Pork shoulder can be so juicy and so “falling off the bone” good, literally, when braised slowly and properly. If you are looking to make something good, try this one. Wait, I’m sorry, try this trilogy of recipes.
This is Volume I: how to properly braise pork shoulder (with beer). Then, in my next two blog posts, I will share with you Volumes II and III, where the tastiest dinners were made with the braised pork. Braise it on Sunday; eat it on Monday, Tuesday, and Wednesday. Perfect.
Braised Pork Shoulder
Adapted from Martha Stewart
Serves 4 to 6 (or 8-10 if serving smaller portions along with other side dishes)
- 4 oz pancetta, finely chopped
- 1 medium onion, thinly sliced
- 1 bone-in pork shoulder (4lbs), skin-on (I remove it after cooking but it adds flavor during the process)
- coarse salt and fresh ground pepper
- 1 tbsp of extra virgin olive oil
- 1/2 head garlic, minced
- 1 tbsp of fennel seeds, toasted and ground (optional, depends if you like the taste of fennel)
- 1/2 tsp of crushed coriander seeds
- 2 cups of Belgian-style ale
- 1 cup of chicken stock
- Preheat oven to 300F. Crisp pancetta in a large dutch oven over medium-low heat, until fat is rendered (about 10 minutes). Transfer to a plate using a slotted spoon.
- Add onions to dutch oven and cook over medium-high heat, stirring occasionally, until caramelized, about 25 minutes. Transfer to a plate using a slotted spoon.
- Season pork with salt and pepper. Add oil to dutch oven, and sear pork, fat side down, until golden, about 5 minutes. Flip and repeat.
- Add garlic and spices to pot. Cook until fragrant, about 1 minute. Add ale, stock, pancetta, and onions; bring to a simmer. Transfer to oven, and braise pork, covered, basting every hour, until meat is falling off the bone, about 4.5 hours. Shred meat (should be effortless at this point) using 2 forks, and drizzle with warm au jus.

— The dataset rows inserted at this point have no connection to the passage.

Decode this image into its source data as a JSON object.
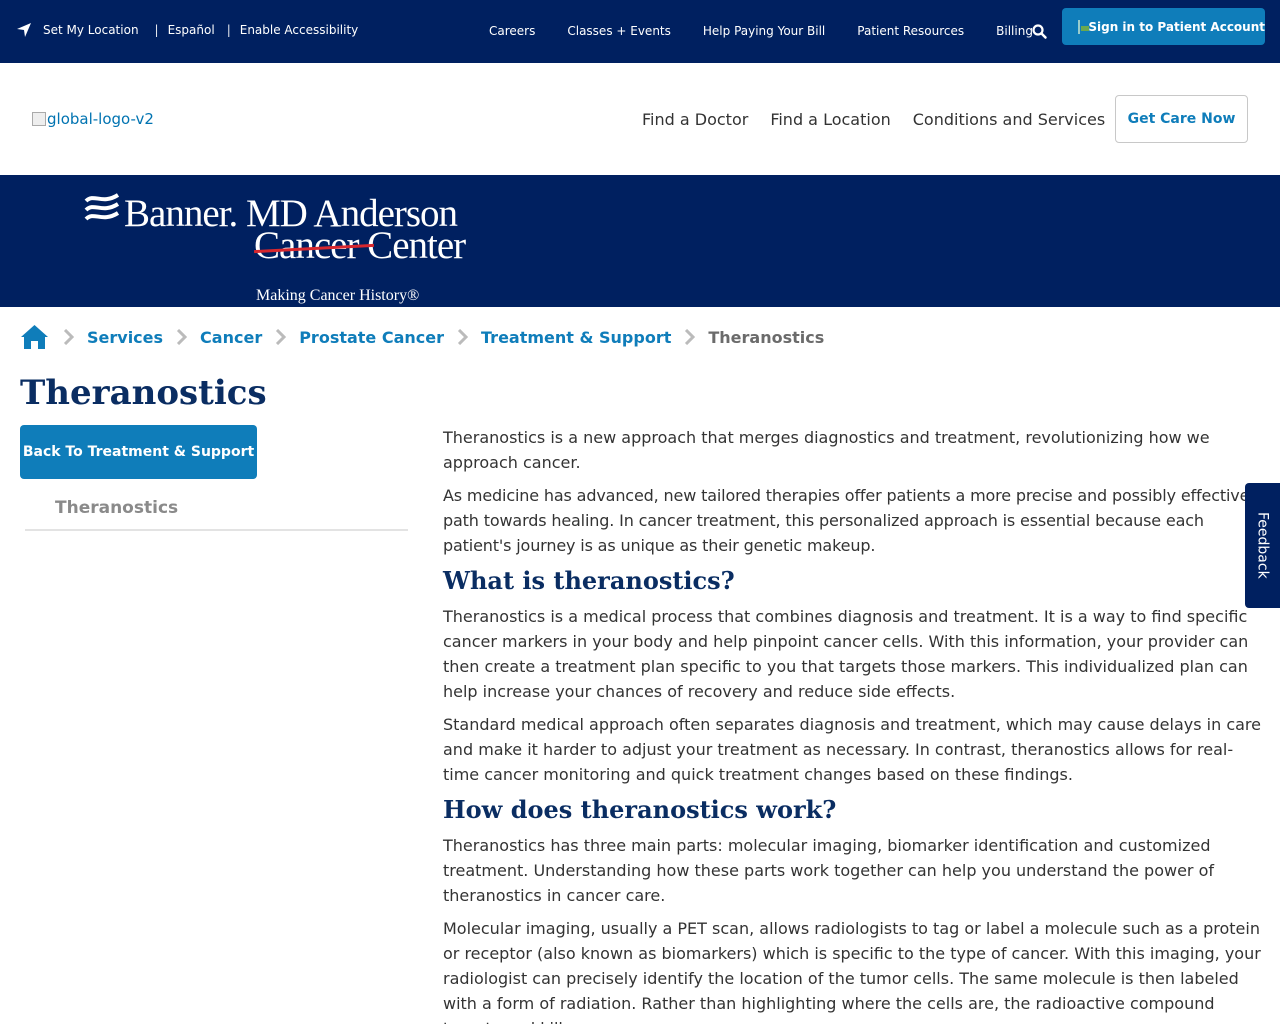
{
  "utility": {
    "location": "Set My Location",
    "spanish": "Español",
    "accessibility": "Enable Accessibility",
    "sep1": "|",
    "sep2": "|",
    "nav": [
      "Careers",
      "Classes + Events",
      "Help Paying Your Bill",
      "Patient Resources",
      "Billing"
    ],
    "sign_in": "Sign in to Patient Account"
  },
  "mainnav": {
    "logo_alt": "global-logo-v2",
    "links": [
      "Find a Doctor",
      "Find a Location",
      "Conditions and Services"
    ],
    "cta": "Get Care Now"
  },
  "banner": {
    "line1": "Banner. MD Anderson",
    "line2": "Cancer Center",
    "tagline": "Making Cancer History®"
  },
  "breadcrumb": {
    "items": [
      "Services",
      "Cancer",
      "Prostate Cancer",
      "Treatment & Support"
    ],
    "current": "Theranostics"
  },
  "page_title": "Theranostics",
  "sidebar": {
    "back_button": "Back To Treatment & Support",
    "item": "Theranostics"
  },
  "content": {
    "p1": "Theranostics is a new approach that merges diagnostics and treatment, revolutionizing how we approach cancer.",
    "p2": "As medicine has advanced, new tailored therapies offer patients a more precise and possibly effective path towards healing. In cancer treatment, this personalized approach is essential because each patient's journey is as unique as their genetic makeup.",
    "h1": "What is theranostics?",
    "p3": "Theranostics is a medical process that combines diagnosis and treatment. It is a way to find specific cancer markers in your body and help pinpoint cancer cells. With this information, your provider can then create a treatment plan specific to you that targets those markers. This individualized plan can help increase your chances of recovery and reduce side effects.",
    "p4": "Standard medical approach often separates diagnosis and treatment, which may cause delays in care and make it harder to adjust your treatment as necessary. In contrast, theranostics allows for real-time cancer monitoring and quick treatment changes based on these findings.",
    "h2": "How does theranostics work?",
    "p5": "Theranostics has three main parts: molecular imaging, biomarker identification and customized treatment. Understanding how these parts work together can help you understand the power of theranostics in cancer care.",
    "p6": "Molecular imaging, usually a PET scan, allows radiologists to tag or label a molecule such as a protein or receptor (also known as biomarkers) which is specific to the type of cancer. With this imaging, your radiologist can precisely identify the location of the tumor cells. The same molecule is then labeled with a form of radiation. Rather than highlighting where the cells are, the radioactive compound targets and kills"
  },
  "feedback": "Feedback",
  "colors": {
    "navy": "#002060",
    "accent_blue": "#0f7dba",
    "heading": "#0a2d62",
    "strike_red": "#d7272e"
  }
}
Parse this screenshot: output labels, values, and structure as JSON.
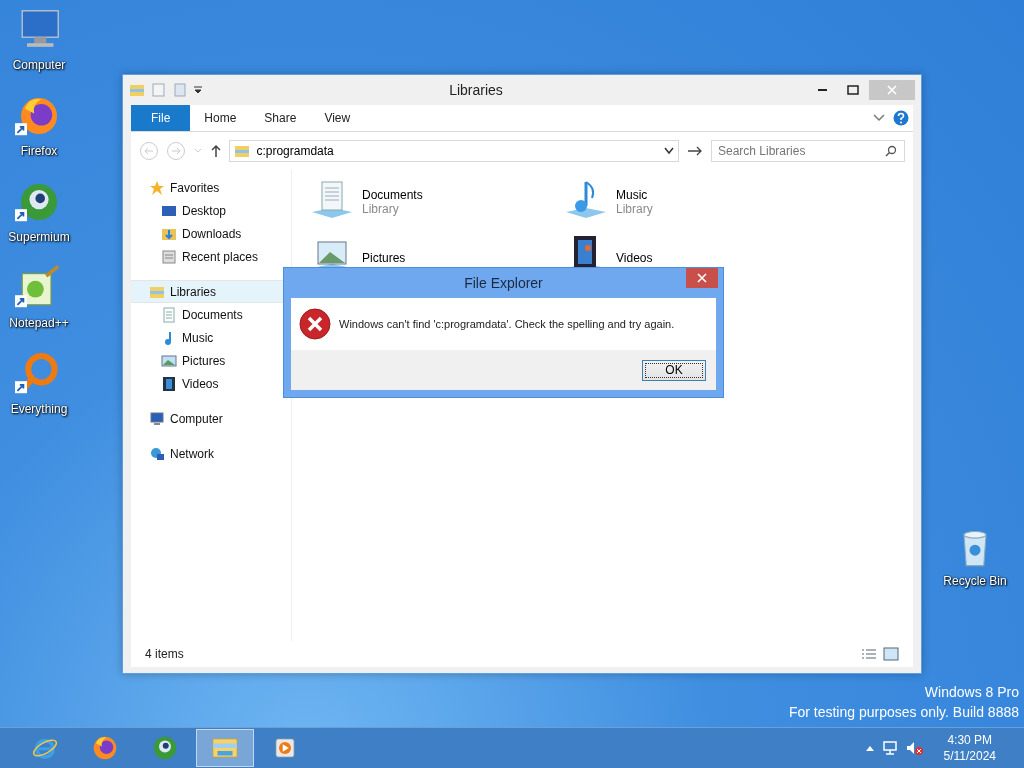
{
  "desktop_icons": [
    {
      "label": "Computer",
      "kind": "computer",
      "shortcut": false
    },
    {
      "label": "Firefox",
      "kind": "firefox",
      "shortcut": true
    },
    {
      "label": "Supermium",
      "kind": "supermium",
      "shortcut": true
    },
    {
      "label": "Notepad++",
      "kind": "notepad",
      "shortcut": true
    },
    {
      "label": "Everything",
      "kind": "everything",
      "shortcut": true
    }
  ],
  "recycle_bin": {
    "label": "Recycle Bin"
  },
  "explorer": {
    "title": "Libraries",
    "file_tab": "File",
    "ribbon_tabs": [
      "Home",
      "Share",
      "View"
    ],
    "address": "c:programdata",
    "search": {
      "placeholder": "Search Libraries"
    },
    "nav": [
      {
        "label": "Favorites",
        "kind": "star",
        "selected": false,
        "children": [
          {
            "label": "Desktop",
            "kind": "desktop"
          },
          {
            "label": "Downloads",
            "kind": "downloads"
          },
          {
            "label": "Recent places",
            "kind": "recent"
          }
        ]
      },
      {
        "label": "Libraries",
        "kind": "libraries",
        "selected": true,
        "children": [
          {
            "label": "Documents",
            "kind": "documents"
          },
          {
            "label": "Music",
            "kind": "music"
          },
          {
            "label": "Pictures",
            "kind": "pictures"
          },
          {
            "label": "Videos",
            "kind": "videos"
          }
        ]
      },
      {
        "label": "Computer",
        "kind": "computer",
        "selected": false
      },
      {
        "label": "Network",
        "kind": "network",
        "selected": false
      }
    ],
    "items": [
      {
        "name": "Documents",
        "subtitle": "Library",
        "kind": "documents"
      },
      {
        "name": "Music",
        "subtitle": "Library",
        "kind": "music"
      },
      {
        "name": "Pictures",
        "kind": "pictures"
      },
      {
        "name": "Videos",
        "kind": "videos"
      }
    ],
    "status_bar": "4 items"
  },
  "dialog": {
    "title": "File Explorer",
    "message": "Windows can't find 'c:programdata'. Check the spelling and try again.",
    "button": "OK"
  },
  "edition": [
    "Windows 8 Pro",
    "For testing purposes only. Build 8888"
  ],
  "taskbar": {
    "apps": [
      {
        "kind": "ie",
        "selected": false
      },
      {
        "kind": "firefox",
        "selected": false
      },
      {
        "kind": "supermium",
        "selected": false
      },
      {
        "kind": "explorer",
        "selected": true
      },
      {
        "kind": "media",
        "selected": false
      }
    ],
    "time": "4:30 PM",
    "date": "5/11/2024"
  }
}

- Serve some pork over polenta, gnocchi or potatoes with some au jus drizzled over it.